# What to work on
What you return must be the lines of the data that hold the word "icon".

Stored data
- Opening Delimiter -
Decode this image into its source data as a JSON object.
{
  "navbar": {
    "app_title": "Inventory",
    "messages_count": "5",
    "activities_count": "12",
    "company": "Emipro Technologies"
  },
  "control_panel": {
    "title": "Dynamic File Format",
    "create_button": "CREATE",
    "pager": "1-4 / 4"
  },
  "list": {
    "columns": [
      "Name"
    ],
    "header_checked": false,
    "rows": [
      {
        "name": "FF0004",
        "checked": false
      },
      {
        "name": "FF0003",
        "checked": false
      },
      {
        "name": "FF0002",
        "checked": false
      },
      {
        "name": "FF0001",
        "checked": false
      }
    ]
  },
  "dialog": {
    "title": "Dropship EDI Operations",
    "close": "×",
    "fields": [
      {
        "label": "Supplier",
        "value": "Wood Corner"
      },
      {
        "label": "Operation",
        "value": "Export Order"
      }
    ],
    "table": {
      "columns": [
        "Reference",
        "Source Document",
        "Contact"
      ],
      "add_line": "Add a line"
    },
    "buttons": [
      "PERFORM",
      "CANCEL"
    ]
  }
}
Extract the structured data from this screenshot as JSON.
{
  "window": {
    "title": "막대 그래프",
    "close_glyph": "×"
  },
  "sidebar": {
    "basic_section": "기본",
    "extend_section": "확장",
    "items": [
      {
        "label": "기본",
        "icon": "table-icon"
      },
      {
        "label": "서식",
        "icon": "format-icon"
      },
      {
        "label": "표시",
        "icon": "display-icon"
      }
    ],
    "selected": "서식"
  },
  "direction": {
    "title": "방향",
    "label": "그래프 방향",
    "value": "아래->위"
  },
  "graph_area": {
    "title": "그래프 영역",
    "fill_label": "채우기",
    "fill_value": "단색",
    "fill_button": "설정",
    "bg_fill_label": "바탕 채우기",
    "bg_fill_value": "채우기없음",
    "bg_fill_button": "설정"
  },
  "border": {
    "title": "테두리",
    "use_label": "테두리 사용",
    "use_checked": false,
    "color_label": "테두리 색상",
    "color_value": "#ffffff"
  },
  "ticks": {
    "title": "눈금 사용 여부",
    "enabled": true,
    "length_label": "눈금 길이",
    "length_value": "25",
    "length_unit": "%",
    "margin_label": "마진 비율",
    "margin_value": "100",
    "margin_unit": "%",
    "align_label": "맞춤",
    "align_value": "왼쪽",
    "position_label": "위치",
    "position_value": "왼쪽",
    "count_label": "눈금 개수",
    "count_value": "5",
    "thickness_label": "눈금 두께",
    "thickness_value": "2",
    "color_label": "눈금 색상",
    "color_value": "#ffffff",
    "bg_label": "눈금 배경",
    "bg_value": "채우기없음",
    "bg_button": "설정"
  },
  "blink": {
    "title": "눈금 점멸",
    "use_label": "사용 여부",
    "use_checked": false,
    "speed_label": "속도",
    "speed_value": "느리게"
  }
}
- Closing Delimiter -
# Exercise solution
        "icon": "table-icon"
        "icon": "format-icon"
        "icon": "display-icon"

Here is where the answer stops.